(YOUR TASK):
What you return should match the data word for word, minus the images.

--- START ---

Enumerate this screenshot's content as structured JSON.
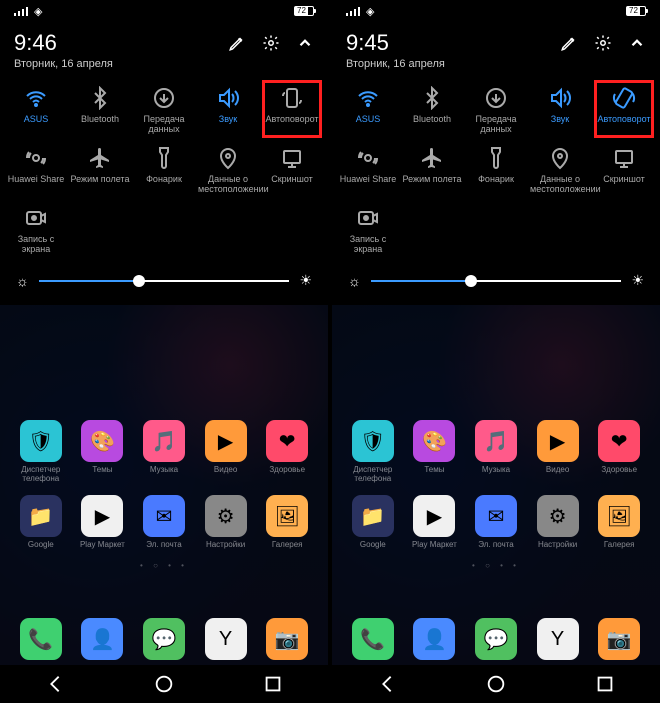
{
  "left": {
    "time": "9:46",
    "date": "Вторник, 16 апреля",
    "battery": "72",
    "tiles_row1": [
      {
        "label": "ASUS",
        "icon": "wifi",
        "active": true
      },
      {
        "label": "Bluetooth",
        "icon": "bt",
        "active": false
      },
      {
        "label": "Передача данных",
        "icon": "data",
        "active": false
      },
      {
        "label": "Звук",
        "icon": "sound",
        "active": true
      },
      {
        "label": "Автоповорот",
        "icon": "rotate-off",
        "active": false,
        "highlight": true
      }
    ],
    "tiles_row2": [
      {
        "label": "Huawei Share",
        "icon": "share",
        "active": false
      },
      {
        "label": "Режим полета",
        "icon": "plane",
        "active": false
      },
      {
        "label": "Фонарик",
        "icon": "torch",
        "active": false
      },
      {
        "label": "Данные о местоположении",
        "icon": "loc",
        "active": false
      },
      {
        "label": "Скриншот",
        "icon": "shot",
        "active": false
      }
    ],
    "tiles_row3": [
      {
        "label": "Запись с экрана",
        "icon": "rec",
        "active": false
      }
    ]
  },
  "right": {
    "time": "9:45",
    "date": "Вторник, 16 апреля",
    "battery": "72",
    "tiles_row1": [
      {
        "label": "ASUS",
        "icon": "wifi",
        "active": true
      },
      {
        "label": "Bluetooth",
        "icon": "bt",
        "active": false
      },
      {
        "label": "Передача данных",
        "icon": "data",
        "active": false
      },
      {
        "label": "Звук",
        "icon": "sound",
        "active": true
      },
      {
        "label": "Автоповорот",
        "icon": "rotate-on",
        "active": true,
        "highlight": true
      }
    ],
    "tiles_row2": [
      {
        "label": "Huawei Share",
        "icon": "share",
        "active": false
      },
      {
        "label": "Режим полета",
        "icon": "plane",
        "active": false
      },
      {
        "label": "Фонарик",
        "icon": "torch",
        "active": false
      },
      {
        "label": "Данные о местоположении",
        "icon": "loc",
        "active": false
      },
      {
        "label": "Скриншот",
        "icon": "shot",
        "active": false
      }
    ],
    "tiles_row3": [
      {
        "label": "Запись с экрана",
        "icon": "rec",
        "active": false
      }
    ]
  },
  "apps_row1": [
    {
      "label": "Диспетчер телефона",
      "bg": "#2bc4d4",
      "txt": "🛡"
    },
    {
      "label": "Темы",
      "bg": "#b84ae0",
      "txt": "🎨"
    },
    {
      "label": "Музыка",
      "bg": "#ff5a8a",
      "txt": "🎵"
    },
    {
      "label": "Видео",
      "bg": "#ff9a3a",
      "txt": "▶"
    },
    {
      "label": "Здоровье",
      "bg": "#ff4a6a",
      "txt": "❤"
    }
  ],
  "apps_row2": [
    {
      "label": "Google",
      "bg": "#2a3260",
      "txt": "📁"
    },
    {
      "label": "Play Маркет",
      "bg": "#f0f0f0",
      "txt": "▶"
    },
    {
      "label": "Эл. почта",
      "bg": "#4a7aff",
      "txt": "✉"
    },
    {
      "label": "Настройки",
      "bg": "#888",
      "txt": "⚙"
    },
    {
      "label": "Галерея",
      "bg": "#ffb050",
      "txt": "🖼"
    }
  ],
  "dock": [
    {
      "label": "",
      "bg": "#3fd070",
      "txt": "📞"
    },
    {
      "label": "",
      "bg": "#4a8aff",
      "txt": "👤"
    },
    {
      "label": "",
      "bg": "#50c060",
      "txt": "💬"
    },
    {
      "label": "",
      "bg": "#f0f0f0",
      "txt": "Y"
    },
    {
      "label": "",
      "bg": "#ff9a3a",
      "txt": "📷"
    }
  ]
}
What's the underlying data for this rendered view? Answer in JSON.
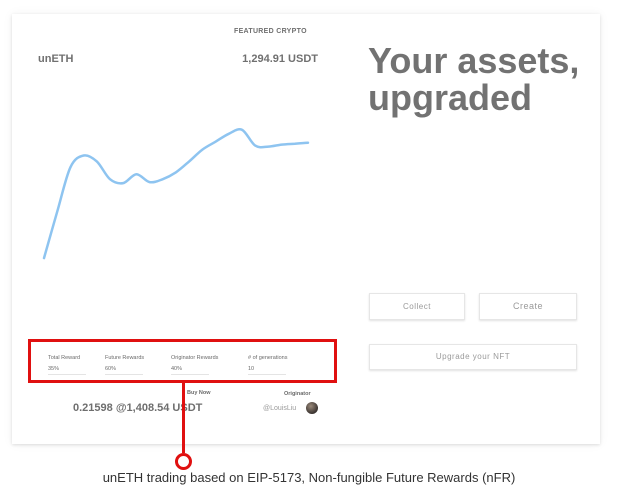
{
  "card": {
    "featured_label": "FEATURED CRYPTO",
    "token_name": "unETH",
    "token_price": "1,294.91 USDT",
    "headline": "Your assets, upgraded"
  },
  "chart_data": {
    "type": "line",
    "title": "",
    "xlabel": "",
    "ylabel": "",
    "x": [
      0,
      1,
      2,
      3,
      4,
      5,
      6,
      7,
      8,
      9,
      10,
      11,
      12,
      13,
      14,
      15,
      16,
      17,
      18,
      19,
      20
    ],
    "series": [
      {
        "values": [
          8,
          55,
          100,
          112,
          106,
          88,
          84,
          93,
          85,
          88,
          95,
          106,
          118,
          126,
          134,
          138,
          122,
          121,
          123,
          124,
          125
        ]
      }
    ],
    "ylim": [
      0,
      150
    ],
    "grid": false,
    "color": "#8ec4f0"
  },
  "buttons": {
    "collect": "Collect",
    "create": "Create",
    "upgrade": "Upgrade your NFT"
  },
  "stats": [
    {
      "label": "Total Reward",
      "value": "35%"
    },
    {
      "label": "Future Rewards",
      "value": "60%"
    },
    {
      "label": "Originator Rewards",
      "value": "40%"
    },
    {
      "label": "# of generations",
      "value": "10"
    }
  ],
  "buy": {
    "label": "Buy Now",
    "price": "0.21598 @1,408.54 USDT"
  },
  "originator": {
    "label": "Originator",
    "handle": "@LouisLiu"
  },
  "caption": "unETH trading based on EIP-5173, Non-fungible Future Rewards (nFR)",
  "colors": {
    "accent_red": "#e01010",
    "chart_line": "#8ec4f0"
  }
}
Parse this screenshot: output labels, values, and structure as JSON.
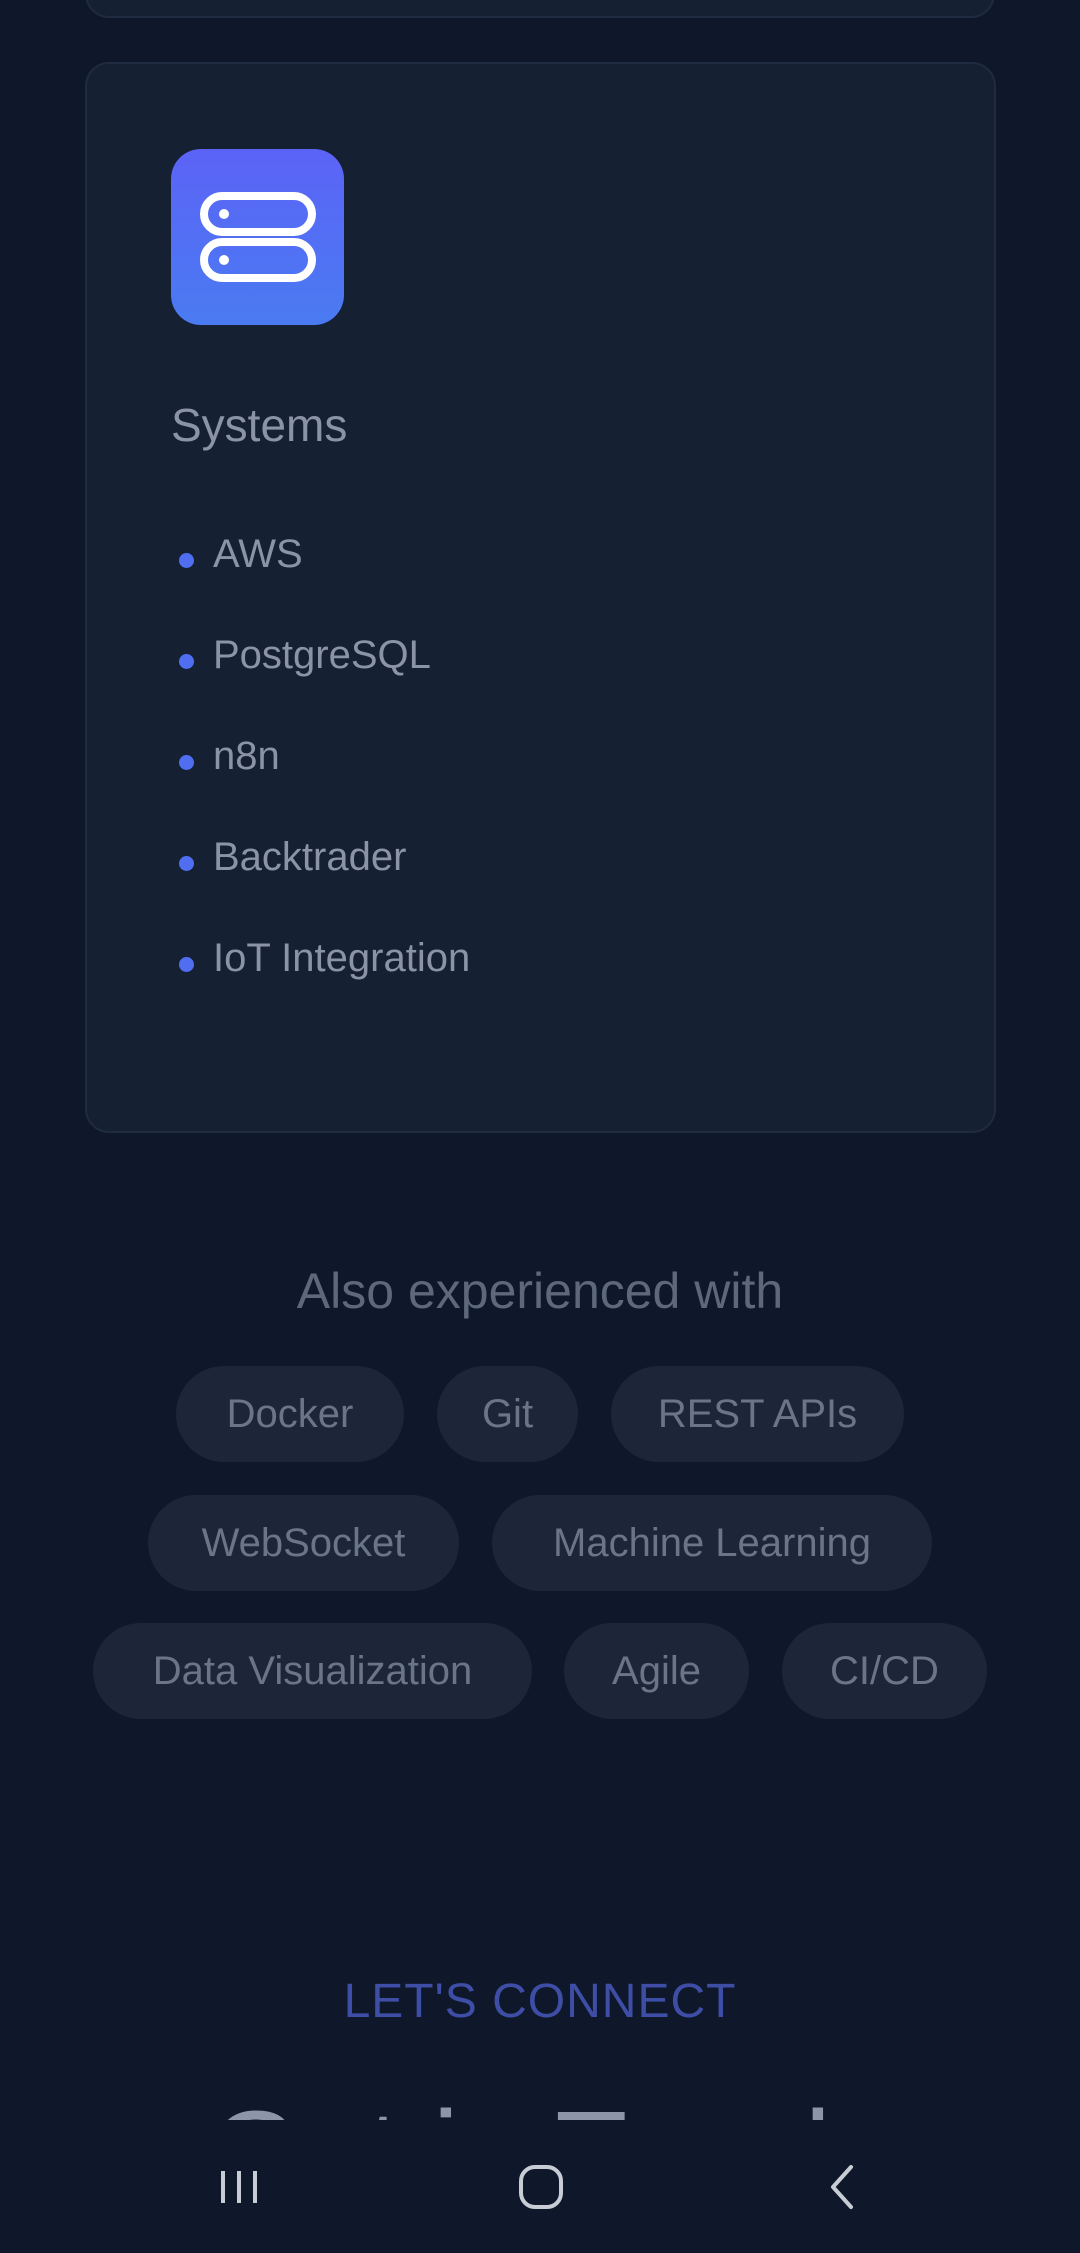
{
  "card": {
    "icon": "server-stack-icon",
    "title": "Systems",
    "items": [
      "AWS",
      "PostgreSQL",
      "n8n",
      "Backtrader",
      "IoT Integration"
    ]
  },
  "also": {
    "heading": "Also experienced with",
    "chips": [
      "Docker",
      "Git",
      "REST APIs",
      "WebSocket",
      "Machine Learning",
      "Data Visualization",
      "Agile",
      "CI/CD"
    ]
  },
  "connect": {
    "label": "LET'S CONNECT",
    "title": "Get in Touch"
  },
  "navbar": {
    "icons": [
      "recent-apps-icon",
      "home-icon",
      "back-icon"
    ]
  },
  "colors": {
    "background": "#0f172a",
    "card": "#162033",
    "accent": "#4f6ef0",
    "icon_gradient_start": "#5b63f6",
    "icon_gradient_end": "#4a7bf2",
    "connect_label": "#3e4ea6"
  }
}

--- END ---

(EXERCISE OUTPUT):
Enumerate this screenshot's content as structured JSON.
{
  "left": {
    "time": "9:46",
    "date": "Вторник, 16 апреля",
    "battery": "72",
    "tiles_row1": [
      {
        "label": "ASUS",
        "icon": "wifi",
        "active": true
      },
      {
        "label": "Bluetooth",
        "icon": "bt",
        "active": false
      },
      {
        "label": "Передача данных",
        "icon": "data",
        "active": false
      },
      {
        "label": "Звук",
        "icon": "sound",
        "active": true
      },
      {
        "label": "Автоповорот",
        "icon": "rotate-off",
        "active": false,
        "highlight": true
      }
    ],
    "tiles_row2": [
      {
        "label": "Huawei Share",
        "icon": "share",
        "active": false
      },
      {
        "label": "Режим полета",
        "icon": "plane",
        "active": false
      },
      {
        "label": "Фонарик",
        "icon": "torch",
        "active": false
      },
      {
        "label": "Данные о местоположении",
        "icon": "loc",
        "active": false
      },
      {
        "label": "Скриншот",
        "icon": "shot",
        "active": false
      }
    ],
    "tiles_row3": [
      {
        "label": "Запись с экрана",
        "icon": "rec",
        "active": false
      }
    ]
  },
  "right": {
    "time": "9:45",
    "date": "Вторник, 16 апреля",
    "battery": "72",
    "tiles_row1": [
      {
        "label": "ASUS",
        "icon": "wifi",
        "active": true
      },
      {
        "label": "Bluetooth",
        "icon": "bt",
        "active": false
      },
      {
        "label": "Передача данных",
        "icon": "data",
        "active": false
      },
      {
        "label": "Звук",
        "icon": "sound",
        "active": true
      },
      {
        "label": "Автоповорот",
        "icon": "rotate-on",
        "active": true,
        "highlight": true
      }
    ],
    "tiles_row2": [
      {
        "label": "Huawei Share",
        "icon": "share",
        "active": false
      },
      {
        "label": "Режим полета",
        "icon": "plane",
        "active": false
      },
      {
        "label": "Фонарик",
        "icon": "torch",
        "active": false
      },
      {
        "label": "Данные о местоположении",
        "icon": "loc",
        "active": false
      },
      {
        "label": "Скриншот",
        "icon": "shot",
        "active": false
      }
    ],
    "tiles_row3": [
      {
        "label": "Запись с экрана",
        "icon": "rec",
        "active": false
      }
    ]
  },
  "apps_row1": [
    {
      "label": "Диспетчер телефона",
      "bg": "#2bc4d4",
      "txt": "🛡"
    },
    {
      "label": "Темы",
      "bg": "#b84ae0",
      "txt": "🎨"
    },
    {
      "label": "Музыка",
      "bg": "#ff5a8a",
      "txt": "🎵"
    },
    {
      "label": "Видео",
      "bg": "#ff9a3a",
      "txt": "▶"
    },
    {
      "label": "Здоровье",
      "bg": "#ff4a6a",
      "txt": "❤"
    }
  ],
  "apps_row2": [
    {
      "label": "Google",
      "bg": "#2a3260",
      "txt": "📁"
    },
    {
      "label": "Play Маркет",
      "bg": "#f0f0f0",
      "txt": "▶"
    },
    {
      "label": "Эл. почта",
      "bg": "#4a7aff",
      "txt": "✉"
    },
    {
      "label": "Настройки",
      "bg": "#888",
      "txt": "⚙"
    },
    {
      "label": "Галерея",
      "bg": "#ffb050",
      "txt": "🖼"
    }
  ],
  "dock": [
    {
      "label": "",
      "bg": "#3fd070",
      "txt": "📞"
    },
    {
      "label": "",
      "bg": "#4a8aff",
      "txt": "👤"
    },
    {
      "label": "",
      "bg": "#50c060",
      "txt": "💬"
    },
    {
      "label": "",
      "bg": "#f0f0f0",
      "txt": "Y"
    },
    {
      "label": "",
      "bg": "#ff9a3a",
      "txt": "📷"
    }
  ]
}
What's the underlying data for this rendered view? Answer in JSON.
{
  "card": {
    "featured_label": "FEATURED CRYPTO",
    "token_name": "unETH",
    "token_price": "1,294.91 USDT",
    "headline": "Your assets, upgraded"
  },
  "chart_data": {
    "type": "line",
    "title": "",
    "xlabel": "",
    "ylabel": "",
    "x": [
      0,
      1,
      2,
      3,
      4,
      5,
      6,
      7,
      8,
      9,
      10,
      11,
      12,
      13,
      14,
      15,
      16,
      17,
      18,
      19,
      20
    ],
    "series": [
      {
        "values": [
          8,
          55,
          100,
          112,
          106,
          88,
          84,
          93,
          85,
          88,
          95,
          106,
          118,
          126,
          134,
          138,
          122,
          121,
          123,
          124,
          125
        ]
      }
    ],
    "ylim": [
      0,
      150
    ],
    "grid": false,
    "color": "#8ec4f0"
  },
  "buttons": {
    "collect": "Collect",
    "create": "Create",
    "upgrade": "Upgrade your NFT"
  },
  "stats": [
    {
      "label": "Total Reward",
      "value": "35%"
    },
    {
      "label": "Future Rewards",
      "value": "60%"
    },
    {
      "label": "Originator Rewards",
      "value": "40%"
    },
    {
      "label": "# of generations",
      "value": "10"
    }
  ],
  "buy": {
    "label": "Buy Now",
    "price": "0.21598 @1,408.54 USDT"
  },
  "originator": {
    "label": "Originator",
    "handle": "@LouisLiu"
  },
  "caption": "unETH trading based on EIP-5173, Non-fungible Future Rewards (nFR)",
  "colors": {
    "accent_red": "#e01010",
    "chart_line": "#8ec4f0"
  }
}
Parse this screenshot: output labels, values, and structure as JSON.
{
  "card": {
    "icon": "server-stack-icon",
    "title": "Systems",
    "items": [
      "AWS",
      "PostgreSQL",
      "n8n",
      "Backtrader",
      "IoT Integration"
    ]
  },
  "also": {
    "heading": "Also experienced with",
    "chips": [
      "Docker",
      "Git",
      "REST APIs",
      "WebSocket",
      "Machine Learning",
      "Data Visualization",
      "Agile",
      "CI/CD"
    ]
  },
  "connect": {
    "label": "LET'S CONNECT",
    "title": "Get in Touch"
  },
  "navbar": {
    "icons": [
      "recent-apps-icon",
      "home-icon",
      "back-icon"
    ]
  },
  "colors": {
    "background": "#0f172a",
    "card": "#162033",
    "accent": "#4f6ef0",
    "icon_gradient_start": "#5b63f6",
    "icon_gradient_end": "#4a7bf2",
    "connect_label": "#3e4ea6"
  }
}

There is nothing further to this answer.